> _Exercise details_: Each line in the entries below that holds the word "JSON" belongs in the answer.

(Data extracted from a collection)
####
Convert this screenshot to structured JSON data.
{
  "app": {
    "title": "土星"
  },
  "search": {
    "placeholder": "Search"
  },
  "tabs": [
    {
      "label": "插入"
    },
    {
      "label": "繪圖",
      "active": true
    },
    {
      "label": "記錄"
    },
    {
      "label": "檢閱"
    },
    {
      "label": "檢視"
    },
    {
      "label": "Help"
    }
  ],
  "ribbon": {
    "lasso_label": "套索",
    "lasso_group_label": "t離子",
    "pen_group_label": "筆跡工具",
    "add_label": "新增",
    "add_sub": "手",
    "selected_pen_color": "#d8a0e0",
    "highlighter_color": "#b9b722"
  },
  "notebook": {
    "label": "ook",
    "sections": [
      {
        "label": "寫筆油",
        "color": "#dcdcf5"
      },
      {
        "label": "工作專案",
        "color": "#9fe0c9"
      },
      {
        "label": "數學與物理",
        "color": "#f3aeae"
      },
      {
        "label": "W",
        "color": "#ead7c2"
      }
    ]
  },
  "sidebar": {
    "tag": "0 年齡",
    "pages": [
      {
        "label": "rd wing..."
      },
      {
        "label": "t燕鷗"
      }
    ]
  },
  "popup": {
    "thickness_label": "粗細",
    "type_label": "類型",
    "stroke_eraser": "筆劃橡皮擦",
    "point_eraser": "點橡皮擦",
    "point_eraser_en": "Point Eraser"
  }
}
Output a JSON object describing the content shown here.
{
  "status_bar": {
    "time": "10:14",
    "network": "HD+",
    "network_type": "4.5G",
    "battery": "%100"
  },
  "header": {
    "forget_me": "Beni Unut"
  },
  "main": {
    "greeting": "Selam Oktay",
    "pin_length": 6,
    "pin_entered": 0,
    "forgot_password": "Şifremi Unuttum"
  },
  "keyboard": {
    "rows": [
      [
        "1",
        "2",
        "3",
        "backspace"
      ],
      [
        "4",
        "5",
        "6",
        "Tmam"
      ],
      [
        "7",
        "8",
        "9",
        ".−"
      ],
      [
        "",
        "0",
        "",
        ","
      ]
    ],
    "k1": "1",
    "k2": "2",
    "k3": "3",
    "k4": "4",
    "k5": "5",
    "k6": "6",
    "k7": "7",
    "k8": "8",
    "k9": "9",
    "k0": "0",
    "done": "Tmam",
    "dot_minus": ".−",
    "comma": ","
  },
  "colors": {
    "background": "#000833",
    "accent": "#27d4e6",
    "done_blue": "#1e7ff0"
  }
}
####
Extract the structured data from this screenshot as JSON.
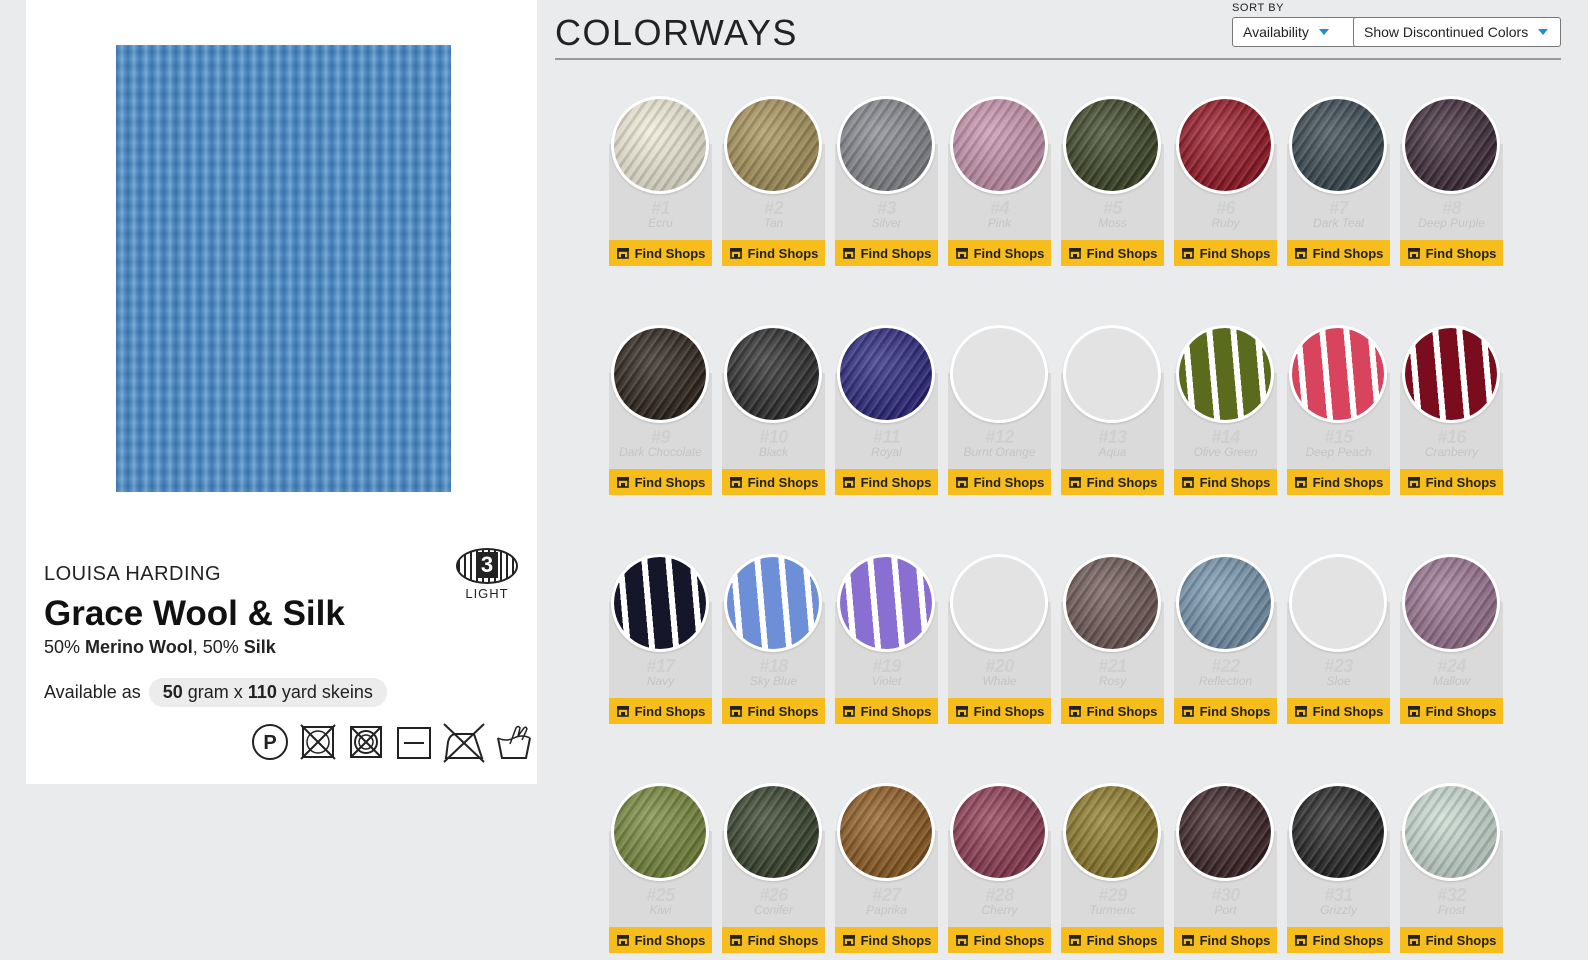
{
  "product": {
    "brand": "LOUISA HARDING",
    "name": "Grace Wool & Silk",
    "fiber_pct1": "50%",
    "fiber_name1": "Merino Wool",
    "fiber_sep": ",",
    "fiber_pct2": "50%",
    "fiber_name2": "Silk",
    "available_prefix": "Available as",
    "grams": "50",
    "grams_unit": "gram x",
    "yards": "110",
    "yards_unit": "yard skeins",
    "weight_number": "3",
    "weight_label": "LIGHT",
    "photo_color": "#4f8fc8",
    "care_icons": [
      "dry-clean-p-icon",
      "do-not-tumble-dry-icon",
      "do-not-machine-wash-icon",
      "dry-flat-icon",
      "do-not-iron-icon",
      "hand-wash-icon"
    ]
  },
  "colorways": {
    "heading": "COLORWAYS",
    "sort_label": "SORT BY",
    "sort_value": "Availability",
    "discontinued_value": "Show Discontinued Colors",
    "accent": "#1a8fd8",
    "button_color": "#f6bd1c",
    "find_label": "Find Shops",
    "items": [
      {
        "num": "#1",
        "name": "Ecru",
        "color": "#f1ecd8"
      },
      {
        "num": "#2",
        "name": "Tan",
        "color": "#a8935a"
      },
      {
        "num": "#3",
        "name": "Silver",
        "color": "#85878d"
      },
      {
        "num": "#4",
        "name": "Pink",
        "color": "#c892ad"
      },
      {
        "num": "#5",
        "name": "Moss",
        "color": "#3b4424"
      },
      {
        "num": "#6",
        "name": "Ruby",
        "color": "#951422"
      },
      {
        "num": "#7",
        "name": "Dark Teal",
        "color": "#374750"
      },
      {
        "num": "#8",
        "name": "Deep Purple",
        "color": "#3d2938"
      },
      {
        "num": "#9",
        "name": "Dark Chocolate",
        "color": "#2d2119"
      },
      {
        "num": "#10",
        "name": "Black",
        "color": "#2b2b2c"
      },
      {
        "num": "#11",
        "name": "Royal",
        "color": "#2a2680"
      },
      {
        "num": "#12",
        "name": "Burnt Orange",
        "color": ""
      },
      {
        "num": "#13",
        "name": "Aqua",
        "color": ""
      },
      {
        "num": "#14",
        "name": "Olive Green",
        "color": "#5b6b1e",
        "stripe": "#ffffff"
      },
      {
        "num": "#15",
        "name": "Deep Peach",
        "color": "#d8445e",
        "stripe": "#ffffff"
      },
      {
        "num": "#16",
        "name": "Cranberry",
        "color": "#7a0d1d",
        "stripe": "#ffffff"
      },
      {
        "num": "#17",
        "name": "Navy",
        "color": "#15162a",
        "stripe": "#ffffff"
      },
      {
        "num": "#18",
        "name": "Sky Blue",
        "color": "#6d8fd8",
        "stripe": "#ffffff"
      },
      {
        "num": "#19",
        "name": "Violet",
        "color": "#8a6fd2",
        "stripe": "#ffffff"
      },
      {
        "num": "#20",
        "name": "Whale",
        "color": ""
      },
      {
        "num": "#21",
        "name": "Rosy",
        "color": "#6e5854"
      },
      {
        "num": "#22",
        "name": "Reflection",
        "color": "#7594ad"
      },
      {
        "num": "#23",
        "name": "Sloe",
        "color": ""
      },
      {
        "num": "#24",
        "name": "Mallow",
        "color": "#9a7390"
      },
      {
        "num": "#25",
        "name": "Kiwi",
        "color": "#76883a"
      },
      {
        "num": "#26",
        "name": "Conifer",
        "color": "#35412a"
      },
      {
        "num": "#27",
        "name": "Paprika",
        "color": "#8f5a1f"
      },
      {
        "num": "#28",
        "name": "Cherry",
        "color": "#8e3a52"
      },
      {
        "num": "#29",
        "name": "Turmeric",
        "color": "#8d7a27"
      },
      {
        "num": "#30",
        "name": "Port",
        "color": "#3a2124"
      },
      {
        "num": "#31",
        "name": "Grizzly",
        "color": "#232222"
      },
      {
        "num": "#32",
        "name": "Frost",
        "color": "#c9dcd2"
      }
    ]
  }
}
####
> _Task answer_:
Convert this screenshot to structured JSON data.
Output a JSON object describing the content shown here.
Extract the structured data from this screenshot as JSON.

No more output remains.